“We’ve developed a package targeting Prado, it clearly being one of the most recognised SUVs in that category,” he said. “We want to go after that customer, as well as others coming into SUVs from other segments – as well as giving our own customers another option.”
And if the Everest can steal even a modest percentage of Prado buyers, it will be doing well.
The Prado currently dominates the large SUV category with year-to-date sales of 9779 cars, while the best-performing ute-based SUV the Isuzu MU-X has sold 4133 units over the same period.
Ford’s Territory continues to sell reasonably well despite its age, with 6415 sales year-to-date.
So how will the Everest fare in its upcoming battle? Does it have what it takes to take down the Prado, or is the Fortuner a more appropriate match?
And with a starting price expected to be in the mid-$40k region, is the Fortuner really in a class below the Everest like Ford believes?
THE ALL-IMPORTANT NUMBERS
The Fortuner measures 4795mm long, 1855mm wide and 1835mm tall, with a wheelbase of 2750mm. It equals the Everest’s 3000kg tow capacity, but with 130kW and 450Nm (the same as the Prado), it’s not as grunty as the 143kW/470Nm Everest.
The Everest is noticeably larger than the Fortuner, though it occupies a slightly smaller footprint than the Prado. Key stats for the Ford are 4892mm length, 1860mm width, 1837mm height and 2850mm wheelbase.
That last measurement is important. Not only is it a full ten centimetres longer between the axles than a Fortuner, but the Everest’s wheelbase is six centimetres greater than the Prado.
When it comes to cabin space, wheelbase is a key metric. Advantage Ford.
Meanwhile, the Prado is 4930mm long, 1885mm wide and 1880mm tall. The length figure is deceptive though, as that includes the Prado’s rear door mounted spare wheel.
From bumper to bumper the Everest is most likely slightly longer.
And let’s talk about underpinnings. While the Everest shares some of its ladder frame chassis and front suspension with the Ranger, everything rear of the gearbox mount is completely unique.
The Fortuner is in a similar boat, but let’s not forget that the Prado isn’t all that different to those two either: all three of these cars are body-on-frame large SUVs with an independent front and coil-sprung live axle rear suspension.
Delve into the spec sheet and the Everest comes out on top.
From the base model up it boasts rear parking sensors, dusk-sensing headlamps, rear seat ventilation controls, foglamps, an automatic transmission and rear differential lock as standard – all of which only become standard on high-grade Prado models.
At the top of the range there are also features like active park assist and lane-keep assist, which simply aren’t available on the Prado.
So which is the better match for the Everest: Prado or Fortuner?

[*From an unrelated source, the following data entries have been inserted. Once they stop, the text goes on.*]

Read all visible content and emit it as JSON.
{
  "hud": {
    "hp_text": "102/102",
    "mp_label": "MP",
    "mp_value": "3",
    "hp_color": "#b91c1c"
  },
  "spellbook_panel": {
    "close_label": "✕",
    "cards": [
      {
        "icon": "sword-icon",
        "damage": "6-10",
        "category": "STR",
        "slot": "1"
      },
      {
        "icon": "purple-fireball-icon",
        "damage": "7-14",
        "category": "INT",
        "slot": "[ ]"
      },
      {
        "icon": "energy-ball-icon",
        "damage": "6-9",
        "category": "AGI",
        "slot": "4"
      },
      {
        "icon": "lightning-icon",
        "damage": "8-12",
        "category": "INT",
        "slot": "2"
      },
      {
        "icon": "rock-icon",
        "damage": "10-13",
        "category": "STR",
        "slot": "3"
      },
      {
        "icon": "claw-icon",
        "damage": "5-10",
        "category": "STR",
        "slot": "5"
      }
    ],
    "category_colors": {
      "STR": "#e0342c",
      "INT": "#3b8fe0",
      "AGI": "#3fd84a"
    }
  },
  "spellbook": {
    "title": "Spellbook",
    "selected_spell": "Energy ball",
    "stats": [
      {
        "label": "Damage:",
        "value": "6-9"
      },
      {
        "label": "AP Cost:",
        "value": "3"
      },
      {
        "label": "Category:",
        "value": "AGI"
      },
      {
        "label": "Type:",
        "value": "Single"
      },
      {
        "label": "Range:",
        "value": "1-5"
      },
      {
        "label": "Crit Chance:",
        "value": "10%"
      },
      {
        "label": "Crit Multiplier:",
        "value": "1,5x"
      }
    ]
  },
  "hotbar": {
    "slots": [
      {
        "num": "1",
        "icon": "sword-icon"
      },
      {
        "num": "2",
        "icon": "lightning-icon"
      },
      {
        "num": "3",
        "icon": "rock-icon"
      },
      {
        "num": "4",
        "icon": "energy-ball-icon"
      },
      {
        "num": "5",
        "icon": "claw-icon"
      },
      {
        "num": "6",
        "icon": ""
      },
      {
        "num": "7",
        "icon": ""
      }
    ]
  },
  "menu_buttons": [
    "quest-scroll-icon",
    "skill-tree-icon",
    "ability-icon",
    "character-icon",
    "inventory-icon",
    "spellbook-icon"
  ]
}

On paper, the Everest aligns most favourably with the Prado. We’ve driven both, and they’re a lot closer than Toyota’s product planners seem to think.
But to be fair to them we haven’t yet driven the Fortuner. It’s a wild card right now, and until we sample it at its local launch we can’t definitively say it’s not worthy of comparisons with the Everest.
The true test will come when we get all three together for a back-to-back comparison test, which we aim to do in the fourth quarter of this year once all of them are in showrooms and on sale.
Until then, though, weigh in and have your say in the comments below: which do you reckon is the more natural sparring partner for the Ford Everest – the LandCruiser Prado or the HiLux-based Fortuner?